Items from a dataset
= Beginning of Section =
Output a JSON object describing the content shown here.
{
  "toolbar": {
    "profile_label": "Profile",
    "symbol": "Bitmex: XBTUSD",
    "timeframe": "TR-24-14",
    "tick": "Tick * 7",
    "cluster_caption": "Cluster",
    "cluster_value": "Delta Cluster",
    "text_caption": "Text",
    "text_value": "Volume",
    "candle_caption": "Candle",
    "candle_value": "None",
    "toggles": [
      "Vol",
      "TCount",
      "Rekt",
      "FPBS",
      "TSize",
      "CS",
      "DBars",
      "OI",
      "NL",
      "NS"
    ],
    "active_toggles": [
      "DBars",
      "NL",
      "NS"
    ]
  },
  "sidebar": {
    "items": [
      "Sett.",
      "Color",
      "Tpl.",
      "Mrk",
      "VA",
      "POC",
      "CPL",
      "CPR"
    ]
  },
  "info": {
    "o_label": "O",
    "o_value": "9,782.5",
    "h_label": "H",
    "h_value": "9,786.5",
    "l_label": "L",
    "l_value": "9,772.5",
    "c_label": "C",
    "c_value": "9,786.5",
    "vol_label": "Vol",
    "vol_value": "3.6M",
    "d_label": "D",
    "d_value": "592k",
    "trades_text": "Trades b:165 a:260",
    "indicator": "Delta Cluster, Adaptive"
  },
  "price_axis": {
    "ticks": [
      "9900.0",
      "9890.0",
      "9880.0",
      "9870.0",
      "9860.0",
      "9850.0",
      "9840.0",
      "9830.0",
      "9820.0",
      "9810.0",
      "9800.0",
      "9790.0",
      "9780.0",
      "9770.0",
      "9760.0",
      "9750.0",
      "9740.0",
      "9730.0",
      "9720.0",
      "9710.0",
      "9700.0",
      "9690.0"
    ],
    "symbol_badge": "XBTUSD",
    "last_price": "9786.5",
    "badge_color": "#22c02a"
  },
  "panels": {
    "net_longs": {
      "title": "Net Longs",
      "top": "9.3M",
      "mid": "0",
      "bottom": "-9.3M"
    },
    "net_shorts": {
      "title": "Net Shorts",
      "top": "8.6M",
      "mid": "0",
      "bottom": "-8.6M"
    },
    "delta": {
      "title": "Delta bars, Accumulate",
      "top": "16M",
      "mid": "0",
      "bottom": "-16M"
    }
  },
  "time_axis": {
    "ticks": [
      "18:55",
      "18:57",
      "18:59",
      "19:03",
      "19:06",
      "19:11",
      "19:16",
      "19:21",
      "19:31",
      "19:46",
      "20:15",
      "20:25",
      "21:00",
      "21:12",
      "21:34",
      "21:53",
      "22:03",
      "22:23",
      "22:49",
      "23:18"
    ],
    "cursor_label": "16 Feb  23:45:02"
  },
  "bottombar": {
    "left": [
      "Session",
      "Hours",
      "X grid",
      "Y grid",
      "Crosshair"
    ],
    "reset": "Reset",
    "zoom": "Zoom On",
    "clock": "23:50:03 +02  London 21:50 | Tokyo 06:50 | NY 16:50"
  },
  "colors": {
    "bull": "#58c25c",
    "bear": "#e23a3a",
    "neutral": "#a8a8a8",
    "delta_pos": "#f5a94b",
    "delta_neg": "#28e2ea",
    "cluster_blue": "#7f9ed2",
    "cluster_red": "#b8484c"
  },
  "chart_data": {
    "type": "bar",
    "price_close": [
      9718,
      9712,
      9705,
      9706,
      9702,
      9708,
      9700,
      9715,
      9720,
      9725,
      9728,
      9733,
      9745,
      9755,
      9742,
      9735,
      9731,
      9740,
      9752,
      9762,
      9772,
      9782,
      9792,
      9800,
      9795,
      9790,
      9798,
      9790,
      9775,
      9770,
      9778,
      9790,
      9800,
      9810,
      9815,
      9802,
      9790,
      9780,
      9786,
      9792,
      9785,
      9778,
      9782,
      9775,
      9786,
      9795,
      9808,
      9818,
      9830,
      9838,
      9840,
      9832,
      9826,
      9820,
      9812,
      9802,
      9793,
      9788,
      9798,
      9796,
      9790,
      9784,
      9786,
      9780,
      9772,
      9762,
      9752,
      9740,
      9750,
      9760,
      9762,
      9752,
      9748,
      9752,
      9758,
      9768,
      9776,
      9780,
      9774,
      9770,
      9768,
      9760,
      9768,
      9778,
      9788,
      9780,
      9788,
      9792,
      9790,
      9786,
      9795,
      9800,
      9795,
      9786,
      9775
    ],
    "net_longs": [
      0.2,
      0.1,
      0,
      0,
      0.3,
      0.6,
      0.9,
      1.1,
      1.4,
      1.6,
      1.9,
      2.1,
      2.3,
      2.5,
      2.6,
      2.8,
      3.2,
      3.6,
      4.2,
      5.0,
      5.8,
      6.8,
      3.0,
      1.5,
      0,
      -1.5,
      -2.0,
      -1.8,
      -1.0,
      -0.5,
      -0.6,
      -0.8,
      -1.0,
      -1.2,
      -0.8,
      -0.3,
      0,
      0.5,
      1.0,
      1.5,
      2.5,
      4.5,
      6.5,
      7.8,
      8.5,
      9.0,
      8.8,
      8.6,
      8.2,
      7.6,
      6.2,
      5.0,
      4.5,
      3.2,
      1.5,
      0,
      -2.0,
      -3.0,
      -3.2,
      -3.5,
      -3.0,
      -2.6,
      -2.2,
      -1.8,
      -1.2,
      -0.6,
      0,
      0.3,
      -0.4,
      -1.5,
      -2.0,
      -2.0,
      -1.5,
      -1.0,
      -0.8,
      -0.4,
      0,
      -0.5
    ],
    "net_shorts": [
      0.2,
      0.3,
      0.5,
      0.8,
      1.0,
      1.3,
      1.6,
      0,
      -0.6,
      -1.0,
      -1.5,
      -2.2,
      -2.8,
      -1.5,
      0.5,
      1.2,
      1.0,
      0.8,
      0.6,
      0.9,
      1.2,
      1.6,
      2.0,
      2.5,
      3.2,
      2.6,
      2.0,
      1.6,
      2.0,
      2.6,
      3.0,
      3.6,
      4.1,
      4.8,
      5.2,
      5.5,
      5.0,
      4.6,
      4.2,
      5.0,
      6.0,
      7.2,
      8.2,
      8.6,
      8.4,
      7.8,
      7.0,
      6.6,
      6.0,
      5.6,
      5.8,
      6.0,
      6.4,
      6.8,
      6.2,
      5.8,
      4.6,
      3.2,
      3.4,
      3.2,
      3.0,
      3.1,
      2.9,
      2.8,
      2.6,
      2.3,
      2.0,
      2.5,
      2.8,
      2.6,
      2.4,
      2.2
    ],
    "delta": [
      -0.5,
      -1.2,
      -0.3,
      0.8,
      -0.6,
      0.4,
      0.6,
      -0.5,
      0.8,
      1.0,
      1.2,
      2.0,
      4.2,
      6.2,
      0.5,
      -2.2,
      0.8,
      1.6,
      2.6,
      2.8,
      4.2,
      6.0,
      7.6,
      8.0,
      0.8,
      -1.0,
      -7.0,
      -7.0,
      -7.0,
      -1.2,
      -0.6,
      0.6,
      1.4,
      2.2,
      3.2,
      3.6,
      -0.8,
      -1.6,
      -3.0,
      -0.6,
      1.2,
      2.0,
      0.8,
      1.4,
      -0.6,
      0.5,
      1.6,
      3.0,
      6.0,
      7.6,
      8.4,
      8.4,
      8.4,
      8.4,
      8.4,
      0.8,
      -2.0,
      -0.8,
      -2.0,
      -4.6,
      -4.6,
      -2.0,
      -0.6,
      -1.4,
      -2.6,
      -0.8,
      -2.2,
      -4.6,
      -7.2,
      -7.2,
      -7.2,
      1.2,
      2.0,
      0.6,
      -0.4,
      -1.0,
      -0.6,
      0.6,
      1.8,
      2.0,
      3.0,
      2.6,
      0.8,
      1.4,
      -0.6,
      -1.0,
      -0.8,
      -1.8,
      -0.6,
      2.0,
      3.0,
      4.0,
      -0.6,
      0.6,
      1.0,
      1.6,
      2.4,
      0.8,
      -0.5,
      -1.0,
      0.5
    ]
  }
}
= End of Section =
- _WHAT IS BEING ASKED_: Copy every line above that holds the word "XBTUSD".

- _RESPONSE FOR THIS EXERCISE_:
    "symbol": "Bitmex: XBTUSD",
    "symbol_badge": "XBTUSD",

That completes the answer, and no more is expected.